+++ Dataset extract

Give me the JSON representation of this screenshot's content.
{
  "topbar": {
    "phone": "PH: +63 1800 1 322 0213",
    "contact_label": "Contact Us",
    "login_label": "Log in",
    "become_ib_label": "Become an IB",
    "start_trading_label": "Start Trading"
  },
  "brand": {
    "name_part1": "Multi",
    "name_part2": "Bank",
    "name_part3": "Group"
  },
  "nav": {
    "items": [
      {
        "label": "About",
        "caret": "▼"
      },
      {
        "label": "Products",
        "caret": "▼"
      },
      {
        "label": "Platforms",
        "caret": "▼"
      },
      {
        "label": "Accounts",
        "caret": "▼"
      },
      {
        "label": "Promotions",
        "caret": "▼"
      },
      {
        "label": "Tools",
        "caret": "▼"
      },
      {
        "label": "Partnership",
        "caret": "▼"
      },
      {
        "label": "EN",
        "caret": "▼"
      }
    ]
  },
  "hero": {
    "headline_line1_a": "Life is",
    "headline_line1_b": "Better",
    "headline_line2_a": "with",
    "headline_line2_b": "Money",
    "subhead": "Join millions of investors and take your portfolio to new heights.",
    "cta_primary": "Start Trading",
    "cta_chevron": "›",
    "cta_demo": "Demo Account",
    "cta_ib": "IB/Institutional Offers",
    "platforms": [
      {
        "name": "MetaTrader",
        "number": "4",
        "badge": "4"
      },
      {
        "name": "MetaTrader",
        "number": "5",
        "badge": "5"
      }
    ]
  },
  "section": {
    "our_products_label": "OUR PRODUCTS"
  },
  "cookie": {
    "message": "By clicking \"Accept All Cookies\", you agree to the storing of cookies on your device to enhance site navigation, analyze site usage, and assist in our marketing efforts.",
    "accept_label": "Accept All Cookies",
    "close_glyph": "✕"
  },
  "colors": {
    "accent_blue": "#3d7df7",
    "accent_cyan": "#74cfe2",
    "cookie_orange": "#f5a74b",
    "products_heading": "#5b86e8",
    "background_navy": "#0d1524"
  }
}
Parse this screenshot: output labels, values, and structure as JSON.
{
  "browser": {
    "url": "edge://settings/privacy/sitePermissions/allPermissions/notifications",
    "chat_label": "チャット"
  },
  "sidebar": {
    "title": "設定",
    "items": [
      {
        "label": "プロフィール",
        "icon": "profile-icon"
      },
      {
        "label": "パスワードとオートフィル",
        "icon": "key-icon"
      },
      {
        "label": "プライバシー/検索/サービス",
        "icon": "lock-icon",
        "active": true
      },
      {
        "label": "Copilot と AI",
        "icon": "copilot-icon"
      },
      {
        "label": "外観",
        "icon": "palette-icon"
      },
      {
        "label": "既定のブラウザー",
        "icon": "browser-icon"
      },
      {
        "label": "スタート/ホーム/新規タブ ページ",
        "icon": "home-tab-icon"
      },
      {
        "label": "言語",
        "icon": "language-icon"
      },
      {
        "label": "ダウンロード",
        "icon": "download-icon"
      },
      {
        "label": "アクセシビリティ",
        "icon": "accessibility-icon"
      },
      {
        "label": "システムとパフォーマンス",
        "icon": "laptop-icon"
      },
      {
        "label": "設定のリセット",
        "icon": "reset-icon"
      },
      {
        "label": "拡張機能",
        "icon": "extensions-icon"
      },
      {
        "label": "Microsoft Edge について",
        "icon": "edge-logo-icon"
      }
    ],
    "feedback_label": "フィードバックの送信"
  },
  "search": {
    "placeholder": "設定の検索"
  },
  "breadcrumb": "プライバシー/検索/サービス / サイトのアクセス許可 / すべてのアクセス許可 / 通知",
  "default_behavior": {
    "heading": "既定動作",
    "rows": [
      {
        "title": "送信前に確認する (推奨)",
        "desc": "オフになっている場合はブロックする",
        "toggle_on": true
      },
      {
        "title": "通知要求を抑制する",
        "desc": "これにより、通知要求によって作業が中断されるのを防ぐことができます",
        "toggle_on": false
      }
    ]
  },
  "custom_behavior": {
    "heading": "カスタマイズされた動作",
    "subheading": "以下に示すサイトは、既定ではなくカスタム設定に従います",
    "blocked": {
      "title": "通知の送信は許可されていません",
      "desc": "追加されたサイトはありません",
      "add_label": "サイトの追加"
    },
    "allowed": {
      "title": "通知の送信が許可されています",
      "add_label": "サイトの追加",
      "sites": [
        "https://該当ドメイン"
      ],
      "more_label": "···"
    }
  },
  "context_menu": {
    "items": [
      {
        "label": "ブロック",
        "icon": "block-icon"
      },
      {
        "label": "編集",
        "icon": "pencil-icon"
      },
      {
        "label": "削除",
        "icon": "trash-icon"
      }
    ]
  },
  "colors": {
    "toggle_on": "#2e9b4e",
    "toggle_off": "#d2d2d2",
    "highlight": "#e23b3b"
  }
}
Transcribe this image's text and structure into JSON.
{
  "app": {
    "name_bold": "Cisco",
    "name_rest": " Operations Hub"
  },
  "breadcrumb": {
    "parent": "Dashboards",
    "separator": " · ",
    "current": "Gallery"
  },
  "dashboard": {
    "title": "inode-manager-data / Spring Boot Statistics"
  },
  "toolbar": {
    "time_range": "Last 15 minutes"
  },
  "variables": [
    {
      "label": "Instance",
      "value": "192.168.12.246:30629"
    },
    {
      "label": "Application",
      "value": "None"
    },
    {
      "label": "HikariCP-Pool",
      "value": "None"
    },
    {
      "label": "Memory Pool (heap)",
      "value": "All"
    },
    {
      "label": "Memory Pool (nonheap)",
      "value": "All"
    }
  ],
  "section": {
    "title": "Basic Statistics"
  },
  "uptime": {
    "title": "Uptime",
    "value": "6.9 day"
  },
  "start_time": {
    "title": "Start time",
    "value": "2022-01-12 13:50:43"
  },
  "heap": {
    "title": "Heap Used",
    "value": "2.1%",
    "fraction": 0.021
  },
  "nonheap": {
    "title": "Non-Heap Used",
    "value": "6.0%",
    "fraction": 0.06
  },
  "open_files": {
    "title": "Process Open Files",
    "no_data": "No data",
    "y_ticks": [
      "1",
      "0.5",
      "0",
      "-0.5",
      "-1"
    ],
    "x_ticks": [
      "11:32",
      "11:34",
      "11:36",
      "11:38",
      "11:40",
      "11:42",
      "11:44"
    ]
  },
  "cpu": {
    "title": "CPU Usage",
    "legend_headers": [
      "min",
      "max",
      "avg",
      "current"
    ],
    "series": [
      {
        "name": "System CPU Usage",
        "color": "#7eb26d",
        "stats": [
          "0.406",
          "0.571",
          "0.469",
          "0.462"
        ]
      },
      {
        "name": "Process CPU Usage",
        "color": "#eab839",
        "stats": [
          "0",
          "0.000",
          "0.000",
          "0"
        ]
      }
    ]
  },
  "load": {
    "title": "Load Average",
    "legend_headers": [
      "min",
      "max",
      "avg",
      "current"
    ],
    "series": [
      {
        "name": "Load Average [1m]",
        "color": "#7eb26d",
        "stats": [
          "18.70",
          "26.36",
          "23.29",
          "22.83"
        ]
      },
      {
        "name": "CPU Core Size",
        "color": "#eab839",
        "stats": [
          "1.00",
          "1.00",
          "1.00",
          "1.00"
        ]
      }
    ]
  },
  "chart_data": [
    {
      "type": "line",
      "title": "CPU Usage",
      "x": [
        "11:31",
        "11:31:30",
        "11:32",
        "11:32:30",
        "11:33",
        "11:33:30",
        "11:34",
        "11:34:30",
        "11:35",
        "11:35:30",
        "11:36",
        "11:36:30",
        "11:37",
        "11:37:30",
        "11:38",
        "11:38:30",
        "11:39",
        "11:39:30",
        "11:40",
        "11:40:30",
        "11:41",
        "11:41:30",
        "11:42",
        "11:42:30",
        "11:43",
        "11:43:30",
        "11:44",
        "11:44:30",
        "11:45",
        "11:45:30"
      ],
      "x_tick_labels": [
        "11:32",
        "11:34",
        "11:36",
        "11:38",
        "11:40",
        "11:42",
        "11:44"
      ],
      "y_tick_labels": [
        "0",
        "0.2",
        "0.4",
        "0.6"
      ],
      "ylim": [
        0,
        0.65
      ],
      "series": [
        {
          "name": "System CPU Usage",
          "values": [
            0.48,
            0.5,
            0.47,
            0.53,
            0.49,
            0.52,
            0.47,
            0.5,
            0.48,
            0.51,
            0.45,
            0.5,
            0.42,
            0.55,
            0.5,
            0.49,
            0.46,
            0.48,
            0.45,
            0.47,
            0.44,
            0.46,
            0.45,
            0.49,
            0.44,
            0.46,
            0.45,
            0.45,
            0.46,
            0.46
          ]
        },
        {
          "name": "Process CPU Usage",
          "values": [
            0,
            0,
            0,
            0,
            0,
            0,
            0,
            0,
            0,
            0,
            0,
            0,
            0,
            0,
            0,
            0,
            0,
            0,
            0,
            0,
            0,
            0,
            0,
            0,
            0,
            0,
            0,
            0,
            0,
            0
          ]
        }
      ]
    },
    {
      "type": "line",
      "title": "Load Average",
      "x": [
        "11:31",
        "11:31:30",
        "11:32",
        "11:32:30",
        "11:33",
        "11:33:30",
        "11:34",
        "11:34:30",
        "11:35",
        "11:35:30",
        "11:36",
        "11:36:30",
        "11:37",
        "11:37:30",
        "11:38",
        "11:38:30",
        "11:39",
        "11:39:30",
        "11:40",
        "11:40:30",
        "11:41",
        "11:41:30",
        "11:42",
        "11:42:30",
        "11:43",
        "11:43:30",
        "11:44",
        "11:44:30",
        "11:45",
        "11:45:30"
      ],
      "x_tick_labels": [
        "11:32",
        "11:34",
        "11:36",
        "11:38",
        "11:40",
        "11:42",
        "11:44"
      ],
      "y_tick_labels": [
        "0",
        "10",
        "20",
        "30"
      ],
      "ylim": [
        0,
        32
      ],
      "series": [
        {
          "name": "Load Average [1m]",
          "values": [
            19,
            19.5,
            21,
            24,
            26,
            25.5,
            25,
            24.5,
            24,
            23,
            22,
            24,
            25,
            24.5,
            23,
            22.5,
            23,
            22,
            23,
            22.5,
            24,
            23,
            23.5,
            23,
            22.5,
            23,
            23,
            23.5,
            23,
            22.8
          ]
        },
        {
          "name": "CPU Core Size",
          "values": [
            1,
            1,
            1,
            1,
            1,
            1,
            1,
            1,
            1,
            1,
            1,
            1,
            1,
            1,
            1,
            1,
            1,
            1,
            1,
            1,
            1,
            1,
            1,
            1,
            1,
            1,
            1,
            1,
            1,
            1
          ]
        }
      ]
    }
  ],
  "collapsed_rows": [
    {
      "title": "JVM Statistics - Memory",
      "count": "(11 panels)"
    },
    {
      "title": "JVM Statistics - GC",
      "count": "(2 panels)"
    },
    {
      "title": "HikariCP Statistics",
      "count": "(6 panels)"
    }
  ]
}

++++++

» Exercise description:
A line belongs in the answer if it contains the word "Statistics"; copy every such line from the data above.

» Result below:
    "title": "inode-manager-data / Spring Boot Statistics"
    "title": "Basic Statistics"
      "title": "JVM Statistics - Memory",
      "title": "JVM Statistics - GC",
      "title": "HikariCP Statistics",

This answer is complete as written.